• The records

*** Block opens ***

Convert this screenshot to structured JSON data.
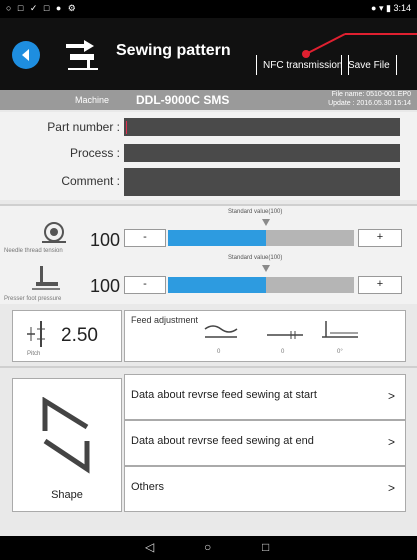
{
  "status_bar": {
    "icons_left": "○ □ ✓ □ ● ⚙",
    "time": "3:14"
  },
  "app_bar": {
    "title": "Sewing pattern",
    "nfc_label": "NFC transmission",
    "save_label": "Save File",
    "back_icon": "back-arrow-icon"
  },
  "machine_bar": {
    "label": "Machine",
    "name": "DDL-9000C SMS",
    "file_name": "File name: 0510-001.EP0",
    "update": "Update : 2016.05.30 15:14"
  },
  "form": {
    "part_number_label": "Part number :",
    "process_label": "Process :",
    "comment_label": "Comment :",
    "part_number_value": "",
    "process_value": "",
    "comment_value": ""
  },
  "needle_tension": {
    "caption": "Needle thread tension",
    "value": "100",
    "std_label": "Standard value(100)",
    "minus": "-",
    "plus": "+",
    "fill_fraction": 0.5
  },
  "presser_pressure": {
    "caption": "Presser foot pressure",
    "value": "100",
    "std_label": "Standard value(100)",
    "minus": "-",
    "plus": "+",
    "fill_fraction": 0.5
  },
  "pitch": {
    "value": "2.50",
    "caption": "Pitch"
  },
  "feed": {
    "title": "Feed adjustment",
    "val1": "0",
    "val2": "0",
    "val3": "0°"
  },
  "shape": {
    "label": "Shape"
  },
  "menu": [
    {
      "label": "Data about revrse feed sewing at start",
      "arrow": ">"
    },
    {
      "label": "Data about revrse feed sewing at end",
      "arrow": ">"
    },
    {
      "label": "Others",
      "arrow": ">"
    }
  ],
  "nav": {
    "back": "◁",
    "home": "○",
    "recent": "□"
  },
  "colors": {
    "accent": "#2d9be0",
    "red_annotation": "#e02030"
  }
}
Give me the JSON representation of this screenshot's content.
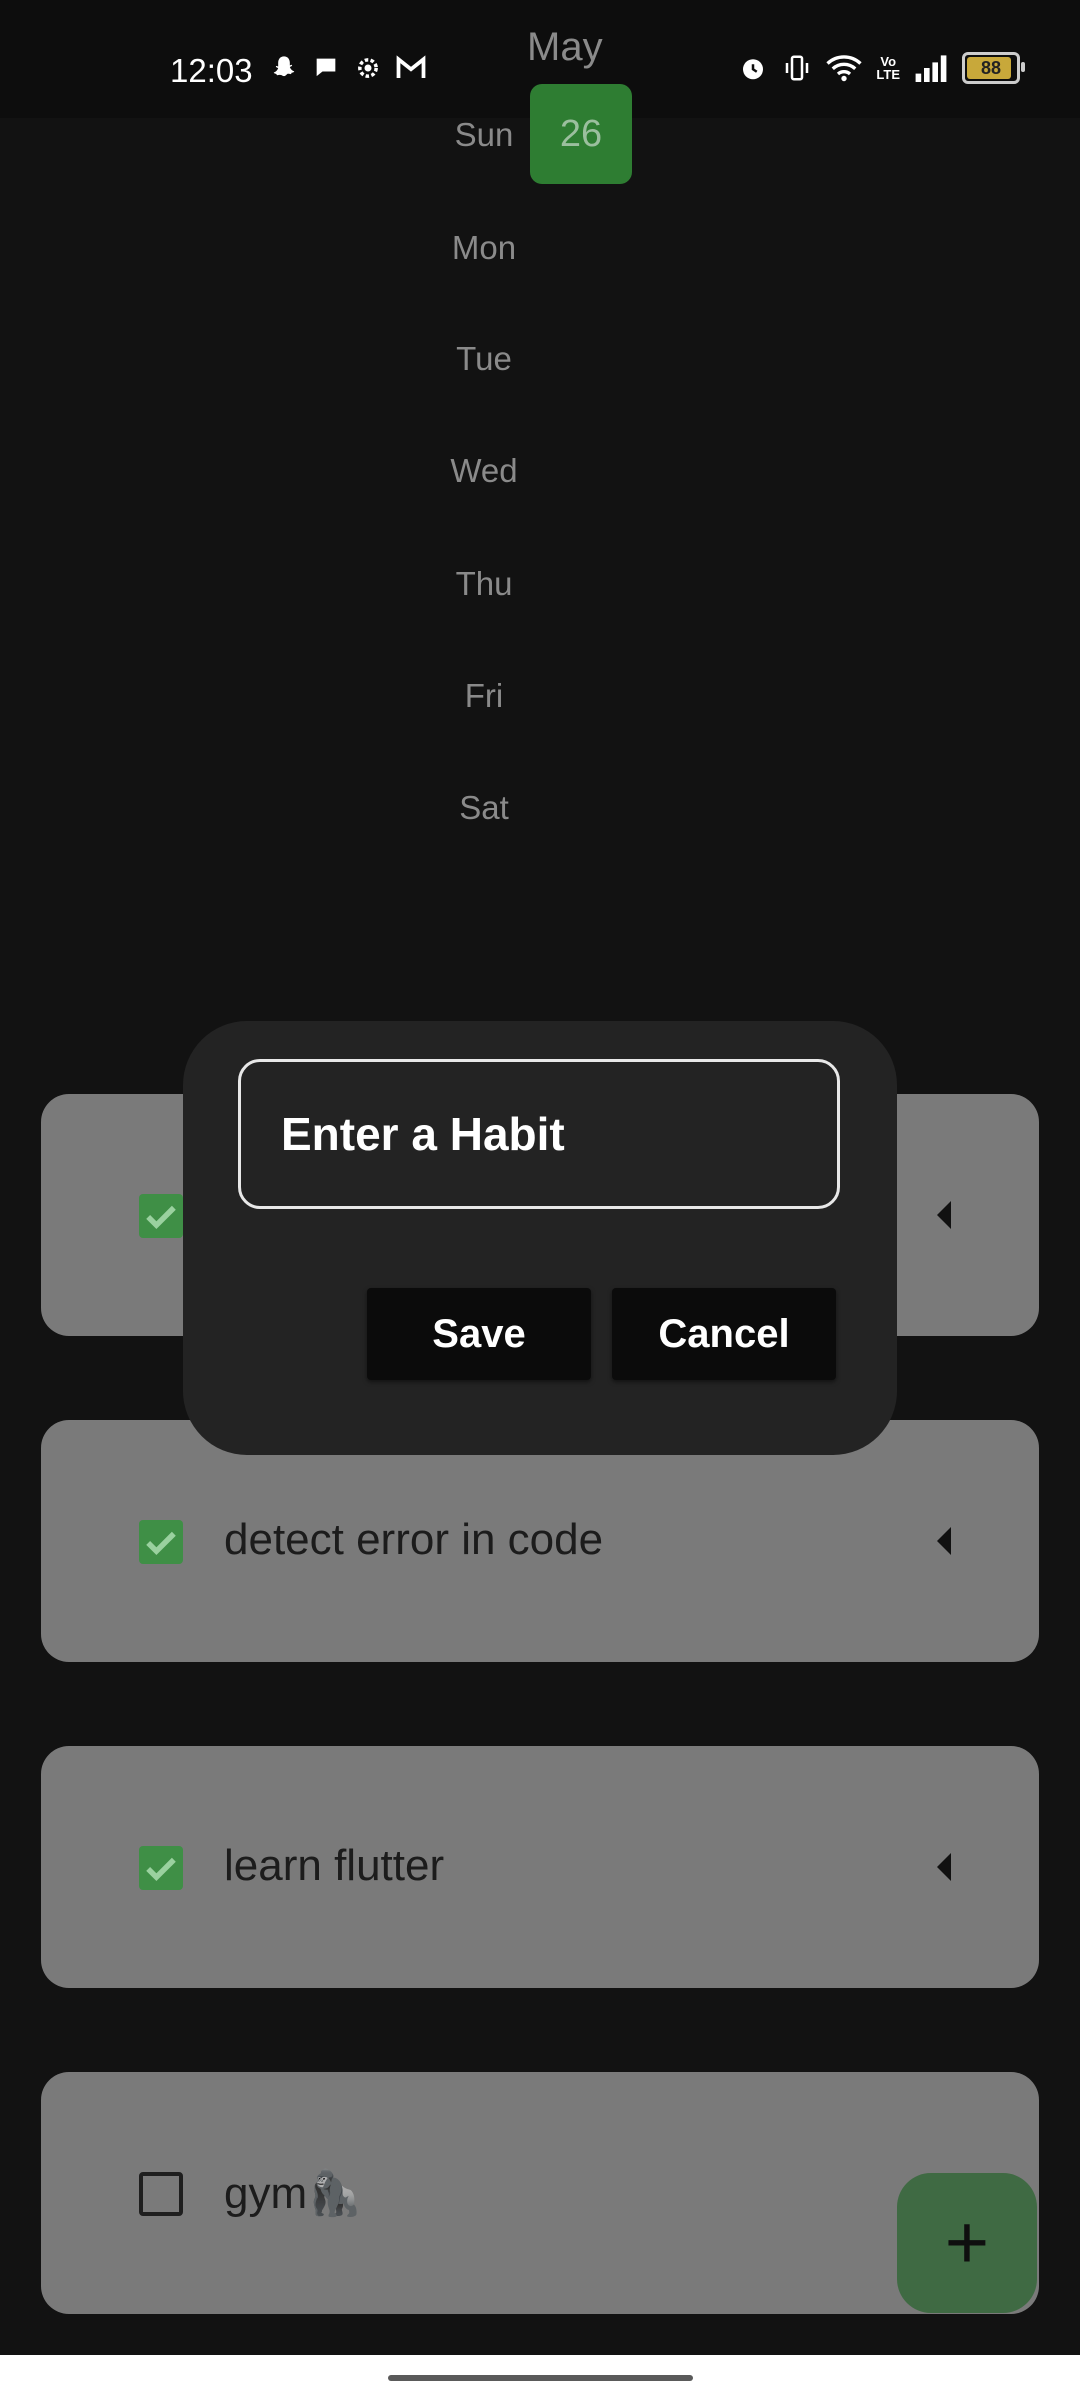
{
  "status_bar": {
    "time": "12:03",
    "left_icons": [
      "snapchat-icon",
      "chat-icon",
      "settings-icon",
      "gmail-icon"
    ],
    "right_icons": [
      "alarm-icon",
      "vibrate-icon",
      "wifi-icon",
      "volte-icon",
      "signal-icon"
    ],
    "volte_label": "Vo\nLTE",
    "battery_level": "88"
  },
  "calendar": {
    "month": "May",
    "days": [
      "Sun",
      "Mon",
      "Tue",
      "Wed",
      "Thu",
      "Fri",
      "Sat"
    ],
    "selected_date": "26"
  },
  "habits": [
    {
      "label": "",
      "checked": true
    },
    {
      "label": "detect error in code",
      "checked": true
    },
    {
      "label": "learn flutter",
      "checked": true
    },
    {
      "label": "gym🦍",
      "checked": false
    }
  ],
  "dialog": {
    "input_placeholder": "Enter a Habit",
    "save_label": "Save",
    "cancel_label": "Cancel"
  },
  "fab": {
    "icon": "plus-icon"
  },
  "colors": {
    "background": "#121212",
    "accent_green": "#2e7d32",
    "card": "#7a7a7a",
    "dialog": "#232323"
  }
}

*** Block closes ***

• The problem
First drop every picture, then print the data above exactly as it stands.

• Output of the exercise
Convert this screenshot to structured JSON data.
{
  "status_bar": {
    "icons_left": "○ □ ✓ □ ● ⚙",
    "time": "3:14"
  },
  "app_bar": {
    "title": "Sewing pattern",
    "nfc_label": "NFC transmission",
    "save_label": "Save File",
    "back_icon": "back-arrow-icon"
  },
  "machine_bar": {
    "label": "Machine",
    "name": "DDL-9000C SMS",
    "file_name": "File name: 0510-001.EP0",
    "update": "Update : 2016.05.30 15:14"
  },
  "form": {
    "part_number_label": "Part number :",
    "process_label": "Process :",
    "comment_label": "Comment :",
    "part_number_value": "",
    "process_value": "",
    "comment_value": ""
  },
  "needle_tension": {
    "caption": "Needle thread tension",
    "value": "100",
    "std_label": "Standard value(100)",
    "minus": "-",
    "plus": "+",
    "fill_fraction": 0.5
  },
  "presser_pressure": {
    "caption": "Presser foot pressure",
    "value": "100",
    "std_label": "Standard value(100)",
    "minus": "-",
    "plus": "+",
    "fill_fraction": 0.5
  },
  "pitch": {
    "value": "2.50",
    "caption": "Pitch"
  },
  "feed": {
    "title": "Feed adjustment",
    "val1": "0",
    "val2": "0",
    "val3": "0°"
  },
  "shape": {
    "label": "Shape"
  },
  "menu": [
    {
      "label": "Data about revrse feed sewing at start",
      "arrow": ">"
    },
    {
      "label": "Data about revrse feed sewing at end",
      "arrow": ">"
    },
    {
      "label": "Others",
      "arrow": ">"
    }
  ],
  "nav": {
    "back": "◁",
    "home": "○",
    "recent": "□"
  },
  "colors": {
    "accent": "#2d9be0",
    "red_annotation": "#e02030"
  }
}
Give me the JSON representation of this screenshot's content.
{
  "status_bar": {
    "time": "12:03",
    "left_icons": [
      "snapchat-icon",
      "chat-icon",
      "settings-icon",
      "gmail-icon"
    ],
    "right_icons": [
      "alarm-icon",
      "vibrate-icon",
      "wifi-icon",
      "volte-icon",
      "signal-icon"
    ],
    "volte_label": "Vo\nLTE",
    "battery_level": "88"
  },
  "calendar": {
    "month": "May",
    "days": [
      "Sun",
      "Mon",
      "Tue",
      "Wed",
      "Thu",
      "Fri",
      "Sat"
    ],
    "selected_date": "26"
  },
  "habits": [
    {
      "label": "",
      "checked": true
    },
    {
      "label": "detect error in code",
      "checked": true
    },
    {
      "label": "learn flutter",
      "checked": true
    },
    {
      "label": "gym🦍",
      "checked": false
    }
  ],
  "dialog": {
    "input_placeholder": "Enter a Habit",
    "save_label": "Save",
    "cancel_label": "Cancel"
  },
  "fab": {
    "icon": "plus-icon"
  },
  "colors": {
    "background": "#121212",
    "accent_green": "#2e7d32",
    "card": "#7a7a7a",
    "dialog": "#232323"
  }
}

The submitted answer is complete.